Provided information:
+ + + + +
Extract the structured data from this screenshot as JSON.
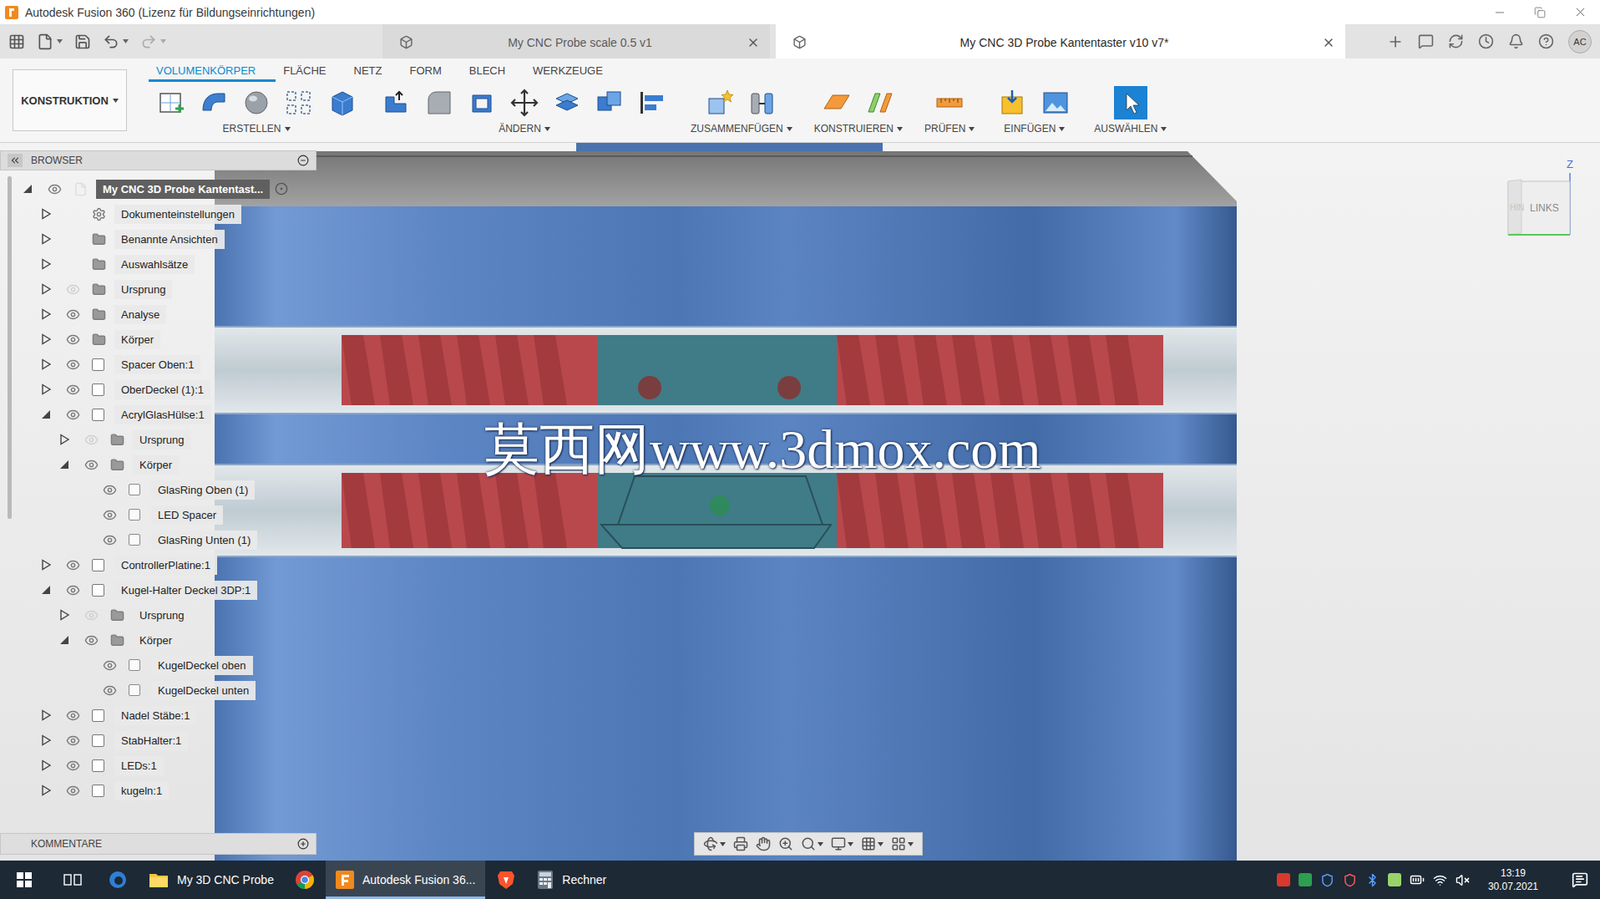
{
  "window": {
    "title": "Autodesk Fusion 360 (Lizenz für Bildungseinrichtungen)"
  },
  "doc_tabs": [
    {
      "label": "My CNC Probe scale 0.5 v1",
      "selected": false
    },
    {
      "label": "My CNC 3D Probe Kantentaster v10 v7*",
      "selected": true
    }
  ],
  "user": {
    "initials": "AC"
  },
  "workspace": {
    "label": "KONSTRUKTION"
  },
  "ribbon_tabs": [
    {
      "label": "VOLUMENKÖRPER",
      "selected": true
    },
    {
      "label": "FLÄCHE",
      "selected": false
    },
    {
      "label": "NETZ",
      "selected": false
    },
    {
      "label": "FORM",
      "selected": false
    },
    {
      "label": "BLECH",
      "selected": false
    },
    {
      "label": "WERKZEUGE",
      "selected": false
    }
  ],
  "tool_groups": [
    {
      "label": "ERSTELLEN",
      "active": false,
      "tools": [
        {
          "kind": "sketch"
        },
        {
          "kind": "extrude"
        },
        {
          "kind": "revolve"
        },
        {
          "kind": "pattern"
        },
        {
          "kind": "box"
        }
      ]
    },
    {
      "label": "ÄNDERN",
      "active": false,
      "tools": [
        {
          "kind": "press-pull"
        },
        {
          "kind": "fillet"
        },
        {
          "kind": "shell"
        },
        {
          "kind": "move"
        },
        {
          "kind": "combine"
        },
        {
          "kind": "replace"
        },
        {
          "kind": "align"
        }
      ]
    },
    {
      "label": "ZUSAMMENFÜGEN",
      "active": false,
      "tools": [
        {
          "kind": "new-component"
        },
        {
          "kind": "joint"
        }
      ]
    },
    {
      "label": "KONSTRUIEREN",
      "active": false,
      "tools": [
        {
          "kind": "plane"
        },
        {
          "kind": "axis"
        }
      ]
    },
    {
      "label": "PRÜFEN",
      "active": false,
      "tools": [
        {
          "kind": "measure"
        }
      ]
    },
    {
      "label": "EINFÜGEN",
      "active": false,
      "tools": [
        {
          "kind": "insert-svg"
        },
        {
          "kind": "decal"
        }
      ]
    },
    {
      "label": "AUSWÄHLEN",
      "active": true,
      "tools": [
        {
          "kind": "select"
        }
      ]
    }
  ],
  "browser": {
    "title": "BROWSER",
    "items": [
      {
        "label": "My CNC 3D Probe Kantentast...",
        "level": 0,
        "expandable": true,
        "expanded": true,
        "visibility": "shown",
        "kind": "root"
      },
      {
        "label": "Dokumenteinstellungen",
        "level": 1,
        "expandable": true,
        "expanded": false,
        "visibility": "none",
        "kind": "settings"
      },
      {
        "label": "Benannte Ansichten",
        "level": 1,
        "expandable": true,
        "expanded": false,
        "visibility": "none",
        "kind": "folder"
      },
      {
        "label": "Auswahlsätze",
        "level": 1,
        "expandable": true,
        "expanded": false,
        "visibility": "none",
        "kind": "folder"
      },
      {
        "label": "Ursprung",
        "level": 1,
        "expandable": true,
        "expanded": false,
        "visibility": "hidden",
        "kind": "folder"
      },
      {
        "label": "Analyse",
        "level": 1,
        "expandable": true,
        "expanded": false,
        "visibility": "shown",
        "kind": "folder"
      },
      {
        "label": "Körper",
        "level": 1,
        "expandable": true,
        "expanded": false,
        "visibility": "shown",
        "kind": "folder"
      },
      {
        "label": "Spacer Oben:1",
        "level": 1,
        "expandable": true,
        "expanded": false,
        "visibility": "shown",
        "kind": "component"
      },
      {
        "label": "OberDeckel (1):1",
        "level": 1,
        "expandable": true,
        "expanded": false,
        "visibility": "shown",
        "kind": "component"
      },
      {
        "label": "AcrylGlasHülse:1",
        "level": 1,
        "expandable": true,
        "expanded": true,
        "visibility": "shown",
        "kind": "component"
      },
      {
        "label": "Ursprung",
        "level": 2,
        "expandable": true,
        "expanded": false,
        "visibility": "hidden",
        "kind": "folder"
      },
      {
        "label": "Körper",
        "level": 2,
        "expandable": true,
        "expanded": true,
        "visibility": "shown",
        "kind": "folder"
      },
      {
        "label": "GlasRing Oben (1)",
        "level": 3,
        "expandable": false,
        "expanded": false,
        "visibility": "shown",
        "kind": "body"
      },
      {
        "label": "LED Spacer",
        "level": 3,
        "expandable": false,
        "expanded": false,
        "visibility": "shown",
        "kind": "body"
      },
      {
        "label": "GlasRing Unten (1)",
        "level": 3,
        "expandable": false,
        "expanded": false,
        "visibility": "shown",
        "kind": "body"
      },
      {
        "label": "ControllerPlatine:1",
        "level": 1,
        "expandable": true,
        "expanded": false,
        "visibility": "shown",
        "kind": "component"
      },
      {
        "label": "Kugel-Halter Deckel 3DP:1",
        "level": 1,
        "expandable": true,
        "expanded": true,
        "visibility": "shown",
        "kind": "component"
      },
      {
        "label": "Ursprung",
        "level": 2,
        "expandable": true,
        "expanded": false,
        "visibility": "hidden",
        "kind": "folder"
      },
      {
        "label": "Körper",
        "level": 2,
        "expandable": true,
        "expanded": true,
        "visibility": "shown",
        "kind": "folder"
      },
      {
        "label": "KugelDeckel oben",
        "level": 3,
        "expandable": false,
        "expanded": false,
        "visibility": "shown",
        "kind": "body"
      },
      {
        "label": "KugelDeckel unten",
        "level": 3,
        "expandable": false,
        "expanded": false,
        "visibility": "shown",
        "kind": "body"
      },
      {
        "label": "Nadel Stäbe:1",
        "level": 1,
        "expandable": true,
        "expanded": false,
        "visibility": "shown",
        "kind": "component"
      },
      {
        "label": "StabHalter:1",
        "level": 1,
        "expandable": true,
        "expanded": false,
        "visibility": "shown",
        "kind": "component"
      },
      {
        "label": "LEDs:1",
        "level": 1,
        "expandable": true,
        "expanded": false,
        "visibility": "shown",
        "kind": "component"
      },
      {
        "label": "kugeln:1",
        "level": 1,
        "expandable": true,
        "expanded": false,
        "visibility": "shown",
        "kind": "component"
      }
    ]
  },
  "comments": {
    "label": "KOMMENTARE"
  },
  "viewcube": {
    "face": "LINKS",
    "side": "HIN",
    "axis": "Z"
  },
  "watermark": "莫西网www.3dmox.com",
  "taskbar": {
    "items": [
      {
        "label": "",
        "kind": "edge",
        "active": false
      },
      {
        "label": "My 3D CNC Probe",
        "kind": "folder",
        "active": false
      },
      {
        "label": "",
        "kind": "chrome",
        "active": false
      },
      {
        "label": "Autodesk Fusion 36...",
        "kind": "fusion",
        "active": true
      },
      {
        "label": "",
        "kind": "brave",
        "active": false
      },
      {
        "label": "Rechner",
        "kind": "calculator",
        "active": false
      }
    ],
    "clock": {
      "time": "13:19",
      "date": "30.07.2021"
    }
  }
}
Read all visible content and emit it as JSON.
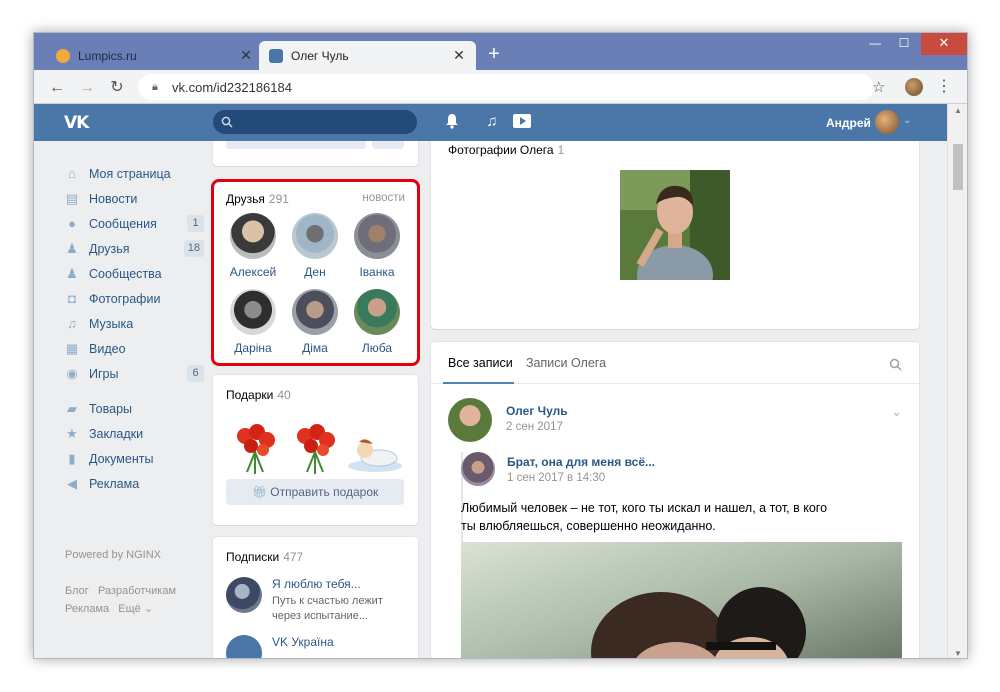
{
  "browser": {
    "tabs": [
      {
        "title": "Lumpics.ru",
        "active": false
      },
      {
        "title": "Олег Чуль",
        "active": true
      }
    ],
    "new_tab": "+",
    "close_glyph": "✕",
    "win_min": "—",
    "win_max": "☐",
    "win_close": "✕",
    "url": "vk.com/id232186184"
  },
  "vk": {
    "logo": "VK",
    "search_placeholder": "",
    "user_name": "Андрей",
    "accent": "#4a76a8"
  },
  "left_nav": {
    "items": [
      {
        "label": "Моя страница",
        "icon": "home-icon",
        "count": ""
      },
      {
        "label": "Новости",
        "icon": "news-icon",
        "count": ""
      },
      {
        "label": "Сообщения",
        "icon": "chat-icon",
        "count": "1"
      },
      {
        "label": "Друзья",
        "icon": "user-icon",
        "count": "18"
      },
      {
        "label": "Сообщества",
        "icon": "group-icon",
        "count": ""
      },
      {
        "label": "Фотографии",
        "icon": "camera-icon",
        "count": ""
      },
      {
        "label": "Музыка",
        "icon": "music-icon",
        "count": ""
      },
      {
        "label": "Видео",
        "icon": "film-icon",
        "count": ""
      },
      {
        "label": "Игры",
        "icon": "gamepad-icon",
        "count": "6"
      }
    ],
    "items2": [
      {
        "label": "Товары",
        "icon": "bag-icon"
      },
      {
        "label": "Закладки",
        "icon": "star-icon"
      },
      {
        "label": "Документы",
        "icon": "doc-icon"
      },
      {
        "label": "Реклама",
        "icon": "megaphone-icon"
      }
    ],
    "powered": "Powered by NGINX",
    "footer": {
      "blog": "Блог",
      "dev": "Разработчикам",
      "ads": "Реклама",
      "more": "Ещё ⌄"
    }
  },
  "friends": {
    "title": "Друзья",
    "count": "291",
    "news_link": "новости",
    "list": [
      {
        "name": "Алексей"
      },
      {
        "name": "Ден"
      },
      {
        "name": "Іванка"
      },
      {
        "name": "Даріна"
      },
      {
        "name": "Діма"
      },
      {
        "name": "Люба"
      }
    ]
  },
  "gifts": {
    "title": "Подарки",
    "count": "40",
    "send_button": "Отправить подарок"
  },
  "subscriptions": {
    "title": "Подписки",
    "count": "477",
    "items": [
      {
        "title": "Я люблю тебя...",
        "desc": "Путь к счастью лежит через испытание..."
      },
      {
        "title": "VK Україна",
        "desc": ""
      }
    ]
  },
  "photos": {
    "title": "Фотографии Олега",
    "count": "1"
  },
  "wall": {
    "tabs": [
      "Все записи",
      "Записи Олега"
    ],
    "post": {
      "author": "Олег Чуль",
      "date": "2 сен 2017",
      "repost_author": "Брат, она для меня всё...",
      "repost_date": "1 сен 2017 в 14:30",
      "text": "Любимый человек – не тот, кого ты искал и нашел, а тот, в кого ты влюбляешься, совершенно неожиданно."
    }
  }
}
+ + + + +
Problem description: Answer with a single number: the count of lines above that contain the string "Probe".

Response: 4